The presence of extra valves enhances airflow and promotes more efficient combustion, leading to heightened power output and enhanced fuel economy. Many modern high-performance engines, particularly those used in sports cars and luxury vehicles, utilize multi-valve cylinder heads to extract maximum performance.
7. Pentroof Cylinder Head
The pentroof cylinder head gets its name from its shape, which resembles a house's pitched roof. This design is often seen in inline-four-cylinder engines, where space is limited. The pentroof design allows for a compact yet efficient layout of the valves and spark plugs.
While pentroof cylinder heads may not deliver the same level of performance as some other designs, they are excellent choices for smaller, fuel-efficient engines where space optimization is crucial.
8. Double Overhead Camshaft (DOHC) Cylinder Head
Building on the benefits of the OHC design, the double overhead camshaft (DOHC) cylinder head takes precision and performance to the next level. In a DOHC configuration, you'll find two camshafts, with one dedicated to controlling the intake valves and the other solely responsible for managing the exhaust valves. These camshafts operate independently, allowing for precise valve control and timing adjustments. This allows for even more precise valve timing and control.
DOHC cylinder heads are often found in high-performance sports cars and racing engines, where every fraction of horsepower matters. Engine enthusiasts often favor DOHC cylinder heads due to their capability to finely adjust valve operations.
Conclusion: A World of Choices
In the world of engines, the cylinder head is where the magic unfolds. It's here that air mixes with fuel, sparks fly, and power is generated to propel vehicles and machines forward. Understanding the various types of cylinder heads is crucial for choosing the right one for a specific application, whether it's a high-performance sports car, a fuel-efficient commuter, or a powerful industrial engine.
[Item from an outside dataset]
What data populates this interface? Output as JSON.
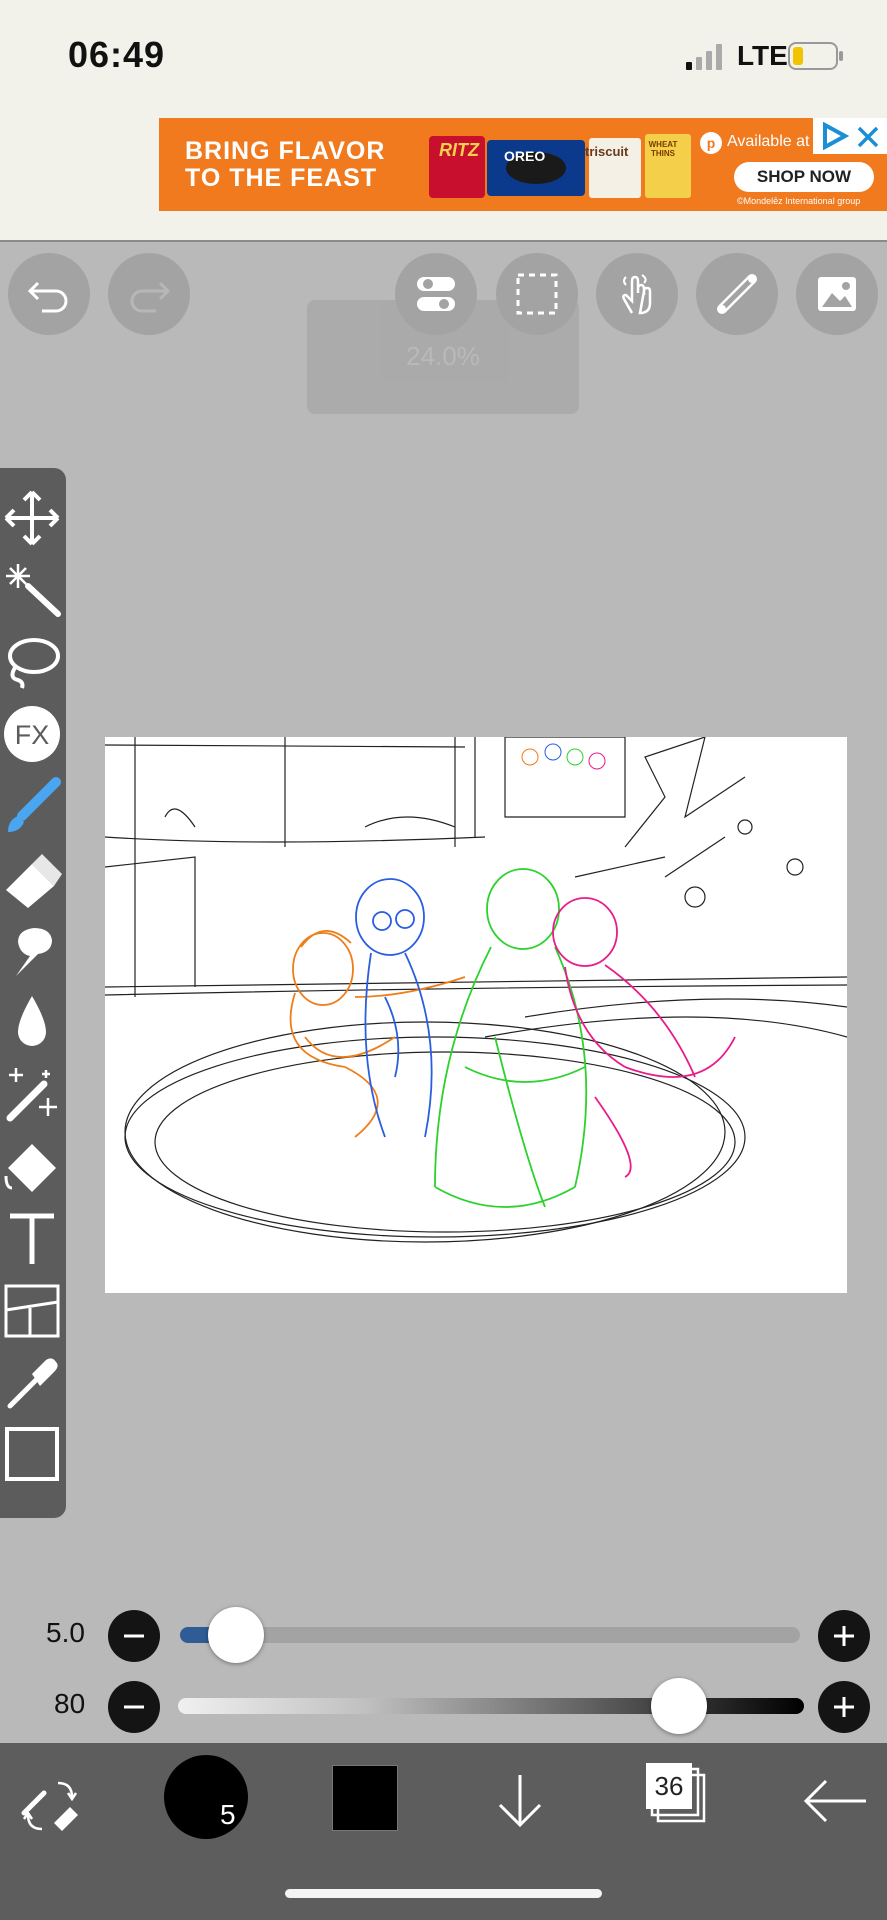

From the simplicity of flathead designs to the precision of DOHC configurations, each type of cylinder head has its place in the automotive and industrial landscape. As technology continues to progress, we anticipate witnessing even more groundbreaking designs that redefine the limits of power, efficiency, and environmental sustainability.
So, the next time you pop the hood of your car or admire an Allied Motor Parts high-performance engine, take a moment to appreciate the incredible diversity and engineering marvels that exist within the realm of remanufactured cylinder heads. They may just be one of the most underrated heroes of the modern age, silently powering the machines that drive our world forward.